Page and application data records
►

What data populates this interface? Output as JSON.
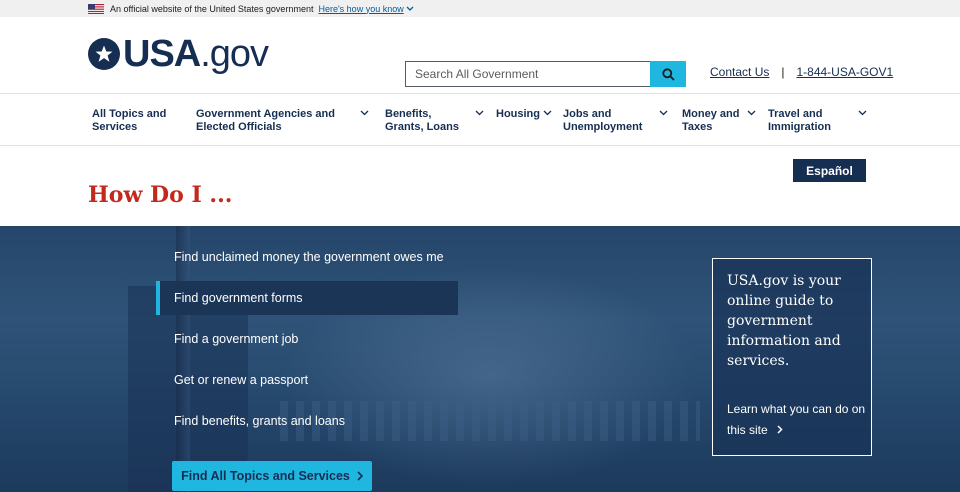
{
  "banner": {
    "official_text": "An official website of the United States government",
    "howto_link": "Here's how you know"
  },
  "header": {
    "logo_main": "USA",
    "logo_suffix": ".gov",
    "search": {
      "placeholder": "Search All Government"
    },
    "contact_link": "Contact Us",
    "phone_link": "1-844-USA-GOV1"
  },
  "nav": {
    "items": [
      {
        "label": "All Topics and Services",
        "has_menu": false
      },
      {
        "label": "Government Agencies and Elected Officials",
        "has_menu": true
      },
      {
        "label": "Benefits, Grants, Loans",
        "has_menu": true
      },
      {
        "label": "Housing",
        "has_menu": true
      },
      {
        "label": "Jobs and Unemployment",
        "has_menu": true
      },
      {
        "label": "Money and Taxes",
        "has_menu": true
      },
      {
        "label": "Travel and Immigration",
        "has_menu": true
      }
    ]
  },
  "page": {
    "language_button": "Español",
    "title": "How Do I ..."
  },
  "hero": {
    "links": [
      {
        "label": "Find unclaimed money the government owes me",
        "active": false
      },
      {
        "label": "Find government forms",
        "active": true
      },
      {
        "label": "Find a government job",
        "active": false
      },
      {
        "label": "Get or renew a passport",
        "active": false
      },
      {
        "label": "Find benefits, grants and loans",
        "active": false
      }
    ],
    "cta_label": "Find All Topics and Services",
    "infobox": {
      "headline": "USA.gov is your online guide to government information and services.",
      "learn_more": "Learn what you can do on this site"
    }
  },
  "colors": {
    "navy": "#162e51",
    "cyan": "#1fb7e0",
    "red_title": "#c3291c",
    "link_blue": "#005ea2"
  }
}
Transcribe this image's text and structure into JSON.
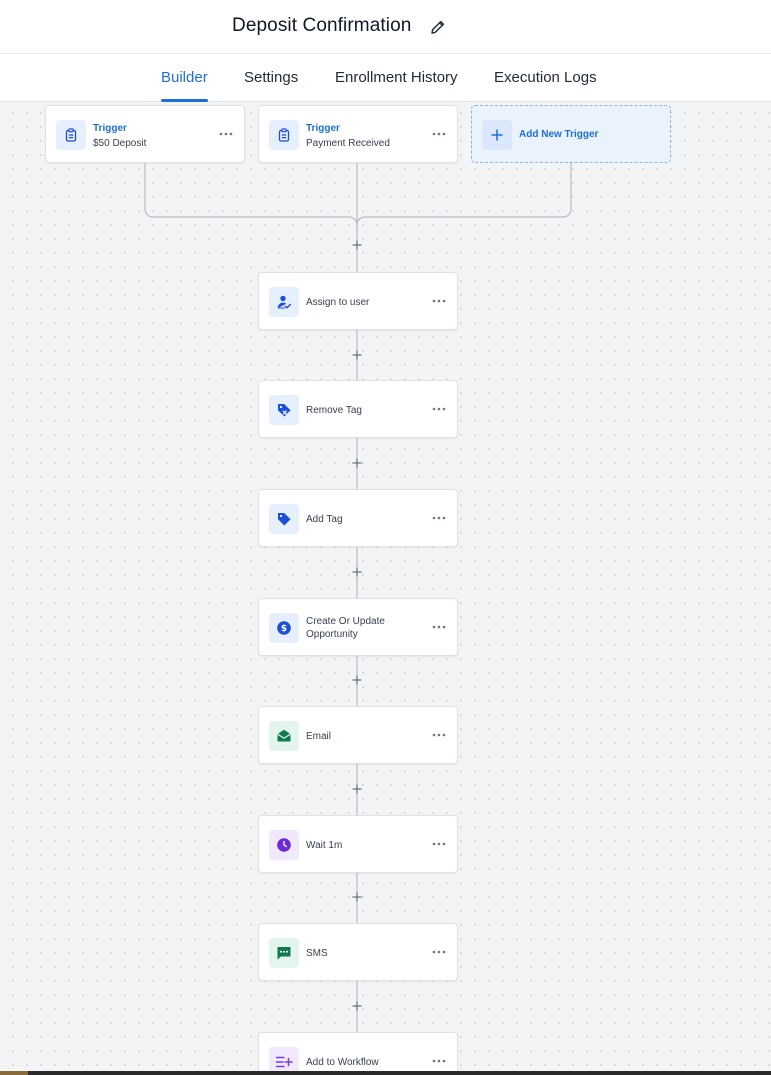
{
  "header": {
    "title": "Deposit Confirmation"
  },
  "tabs": [
    {
      "label": "Builder",
      "active": true
    },
    {
      "label": "Settings",
      "active": false
    },
    {
      "label": "Enrollment History",
      "active": false
    },
    {
      "label": "Execution Logs",
      "active": false
    }
  ],
  "triggers": [
    {
      "type_label": "Trigger",
      "name": "$50 Deposit",
      "icon": "clipboard-icon"
    },
    {
      "type_label": "Trigger",
      "name": "Payment Received",
      "icon": "clipboard-icon"
    }
  ],
  "add_trigger": {
    "label": "Add New Trigger",
    "icon": "plus-icon"
  },
  "actions": [
    {
      "label": "Assign to user",
      "icon": "assign-user-icon",
      "color": "#1d4ed8"
    },
    {
      "label": "Remove Tag",
      "icon": "remove-tag-icon",
      "color": "#1d4ed8"
    },
    {
      "label": "Add Tag",
      "icon": "tag-icon",
      "color": "#1d4ed8"
    },
    {
      "label": "Create Or Update Opportunity",
      "icon": "dollar-icon",
      "color": "#1d4ed8"
    },
    {
      "label": "Email",
      "icon": "envelope-icon",
      "color": "#0f7a4f"
    },
    {
      "label": "Wait 1m",
      "icon": "clock-icon",
      "color": "#6d28d9"
    },
    {
      "label": "SMS",
      "icon": "chat-icon",
      "color": "#0f7a4f"
    },
    {
      "label": "Add to Workflow",
      "icon": "add-workflow-icon",
      "color": "#7c3aed"
    }
  ],
  "colors": {
    "accent": "#1d6fd8",
    "canvas": "#f3f4f6",
    "wire": "#b8bcc4"
  }
}
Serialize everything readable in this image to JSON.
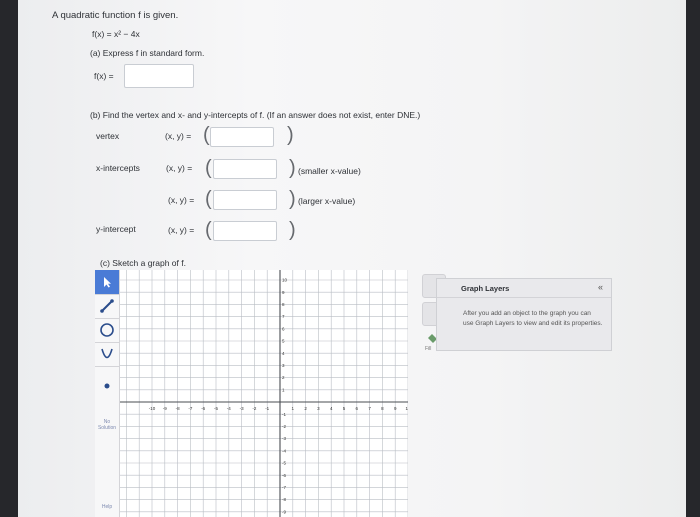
{
  "question": {
    "intro": "A quadratic function f is given.",
    "function": "f(x) = x² − 4x",
    "part_a": "(a) Express f in standard form.",
    "fx_label": "f(x) =",
    "part_b": "(b) Find the vertex and x- and y-intercepts of f. (If an answer does not exist, enter DNE.)",
    "vertex_label": "vertex",
    "xy_label": "(x, y) =",
    "x_intercepts_label": "x-intercepts",
    "smaller_note": "(smaller x-value)",
    "larger_note": "(larger x-value)",
    "y_intercept_label": "y-intercept",
    "part_c": "(c) Sketch a graph of f."
  },
  "graph": {
    "x_ticks": [
      "-10",
      "-9",
      "-8",
      "-7",
      "-6",
      "-5",
      "-4",
      "-3",
      "-2",
      "-1",
      "1",
      "2",
      "3",
      "4",
      "5",
      "6",
      "7",
      "8",
      "9",
      "10"
    ],
    "y_ticks_pos": [
      "10",
      "9",
      "8",
      "7",
      "6",
      "5",
      "4",
      "3",
      "2",
      "1"
    ],
    "y_ticks_neg": [
      "-1",
      "-2",
      "-3",
      "-4",
      "-5",
      "-6",
      "-7",
      "-8",
      "-9",
      "-10"
    ]
  },
  "tools": {
    "no_solution_label": "No Solution",
    "help_label": "Help",
    "fill_label": "Fill"
  },
  "layers_panel": {
    "title": "Graph Layers",
    "collapse": "«",
    "body": "After you add an object to the graph you can use Graph Layers to view and edit its properties."
  },
  "colors": {
    "grid": "#b9bdc4",
    "axis": "#4a4d52",
    "accent": "#5a7fc0"
  }
}
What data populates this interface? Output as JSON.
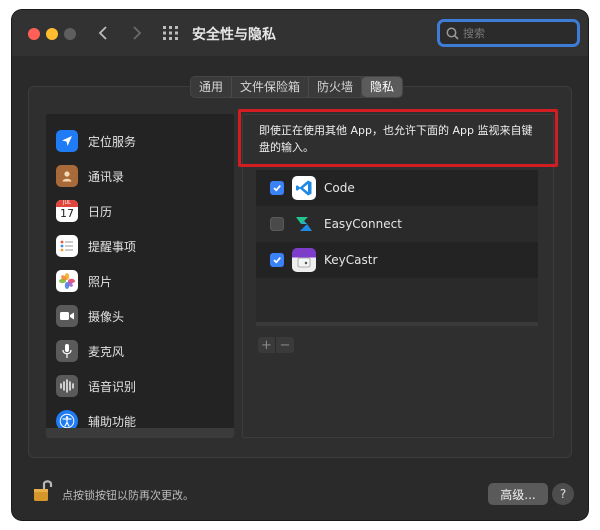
{
  "window": {
    "title": "安全性与隐私"
  },
  "search": {
    "placeholder": "搜索",
    "value": ""
  },
  "tabs": [
    {
      "label": "通用",
      "active": false
    },
    {
      "label": "文件保险箱",
      "active": false
    },
    {
      "label": "防火墙",
      "active": false
    },
    {
      "label": "隐私",
      "active": true
    }
  ],
  "sidebar": {
    "items": [
      {
        "label": "定位服务",
        "icon": "location-arrow-icon"
      },
      {
        "label": "通讯录",
        "icon": "contacts-icon"
      },
      {
        "label": "日历",
        "icon": "calendar-icon",
        "badge_month": "JUL",
        "badge_day": "17"
      },
      {
        "label": "提醒事项",
        "icon": "reminders-icon"
      },
      {
        "label": "照片",
        "icon": "photos-icon"
      },
      {
        "label": "摄像头",
        "icon": "camera-icon"
      },
      {
        "label": "麦克风",
        "icon": "microphone-icon"
      },
      {
        "label": "语音识别",
        "icon": "speech-recognition-icon"
      },
      {
        "label": "辅助功能",
        "icon": "accessibility-icon"
      }
    ]
  },
  "notice": {
    "line1": "即使正在使用其他 App，也允许下面的 App 监视来自键",
    "line2": "盘的输入。"
  },
  "apps": [
    {
      "name": "Code",
      "checked": true,
      "icon": "vscode-icon"
    },
    {
      "name": "EasyConnect",
      "checked": false,
      "icon": "easyconnect-icon"
    },
    {
      "name": "KeyCastr",
      "checked": true,
      "icon": "keycastr-icon"
    }
  ],
  "controls": {
    "add": "+",
    "remove": "−"
  },
  "footer": {
    "lock_text": "点按锁按钮以防再次更改。",
    "advanced_label": "高级...",
    "help_label": "?"
  },
  "colors": {
    "accent": "#3b82f6",
    "highlight_border": "#d21e23",
    "search_focus": "#3d7dd6"
  }
}
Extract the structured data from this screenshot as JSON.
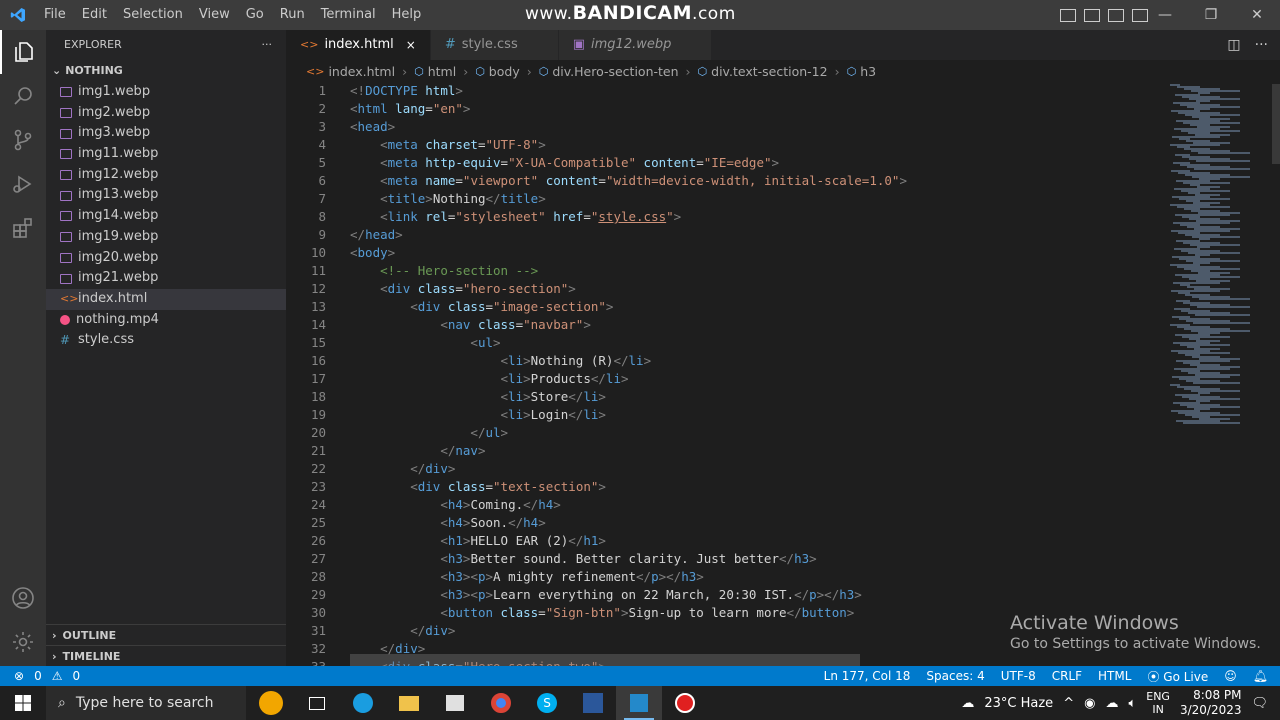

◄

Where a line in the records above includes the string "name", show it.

**RESPONSE AREA**
      "name": "$50 Deposit",
      "name": "Payment Received",
      "name": "Code",
      "name": "EasyConnect",
      "name": "KeyCastr",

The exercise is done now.